[Saved data entries]
• • • • •
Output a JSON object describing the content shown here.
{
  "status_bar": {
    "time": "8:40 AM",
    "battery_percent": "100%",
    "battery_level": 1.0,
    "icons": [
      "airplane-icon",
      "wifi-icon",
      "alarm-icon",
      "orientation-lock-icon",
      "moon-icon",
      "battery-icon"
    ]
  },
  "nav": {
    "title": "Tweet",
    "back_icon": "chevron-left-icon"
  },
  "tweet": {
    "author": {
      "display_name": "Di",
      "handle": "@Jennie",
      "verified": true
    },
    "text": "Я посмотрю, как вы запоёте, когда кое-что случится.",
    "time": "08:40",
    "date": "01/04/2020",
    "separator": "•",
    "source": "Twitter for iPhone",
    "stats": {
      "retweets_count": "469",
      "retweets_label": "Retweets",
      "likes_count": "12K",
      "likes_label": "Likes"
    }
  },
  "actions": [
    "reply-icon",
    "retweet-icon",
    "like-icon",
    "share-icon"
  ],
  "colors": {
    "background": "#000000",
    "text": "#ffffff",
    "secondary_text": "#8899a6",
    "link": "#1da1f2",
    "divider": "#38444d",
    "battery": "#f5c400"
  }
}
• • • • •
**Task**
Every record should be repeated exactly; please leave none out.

**Response box**
Output a JSON object describing the content shown here.
{
  "status_bar": {
    "time": "8:40 AM",
    "battery_percent": "100%",
    "battery_level": 1.0,
    "icons": [
      "airplane-icon",
      "wifi-icon",
      "alarm-icon",
      "orientation-lock-icon",
      "moon-icon",
      "battery-icon"
    ]
  },
  "nav": {
    "title": "Tweet",
    "back_icon": "chevron-left-icon"
  },
  "tweet": {
    "author": {
      "display_name": "Di",
      "handle": "@Jennie",
      "verified": true
    },
    "text": "Я посмотрю, как вы запоёте, когда кое-что случится.",
    "time": "08:40",
    "date": "01/04/2020",
    "separator": "•",
    "source": "Twitter for iPhone",
    "stats": {
      "retweets_count": "469",
      "retweets_label": "Retweets",
      "likes_count": "12K",
      "likes_label": "Likes"
    }
  },
  "actions": [
    "reply-icon",
    "retweet-icon",
    "like-icon",
    "share-icon"
  ],
  "colors": {
    "background": "#000000",
    "text": "#ffffff",
    "secondary_text": "#8899a6",
    "link": "#1da1f2",
    "divider": "#38444d",
    "battery": "#f5c400"
  }
}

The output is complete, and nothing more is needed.